Work task: Calculate how many lines of the data hold "icon". The answer consists of that number only.

Data for review:
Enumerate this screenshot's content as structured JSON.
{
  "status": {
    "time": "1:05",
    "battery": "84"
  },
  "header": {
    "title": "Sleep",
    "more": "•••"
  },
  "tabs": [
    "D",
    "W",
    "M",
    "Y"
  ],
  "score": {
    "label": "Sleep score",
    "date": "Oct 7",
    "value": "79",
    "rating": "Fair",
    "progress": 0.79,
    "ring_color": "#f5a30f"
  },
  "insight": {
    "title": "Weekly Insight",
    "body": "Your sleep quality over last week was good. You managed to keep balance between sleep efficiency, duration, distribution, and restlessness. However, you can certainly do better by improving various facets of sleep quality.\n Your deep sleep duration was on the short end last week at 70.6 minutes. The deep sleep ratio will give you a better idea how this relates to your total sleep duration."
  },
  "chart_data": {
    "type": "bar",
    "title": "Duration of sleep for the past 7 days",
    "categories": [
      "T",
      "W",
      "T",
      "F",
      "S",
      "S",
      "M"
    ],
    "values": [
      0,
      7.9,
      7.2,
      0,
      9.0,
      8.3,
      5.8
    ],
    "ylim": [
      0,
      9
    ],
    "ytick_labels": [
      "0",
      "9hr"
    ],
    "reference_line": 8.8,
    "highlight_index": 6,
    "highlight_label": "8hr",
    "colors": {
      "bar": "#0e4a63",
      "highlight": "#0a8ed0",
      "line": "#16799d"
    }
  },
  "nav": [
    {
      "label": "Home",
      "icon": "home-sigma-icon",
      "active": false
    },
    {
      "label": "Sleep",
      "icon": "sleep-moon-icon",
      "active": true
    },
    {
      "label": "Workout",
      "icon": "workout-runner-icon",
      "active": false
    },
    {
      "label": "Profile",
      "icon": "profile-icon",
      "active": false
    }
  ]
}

Written response: 4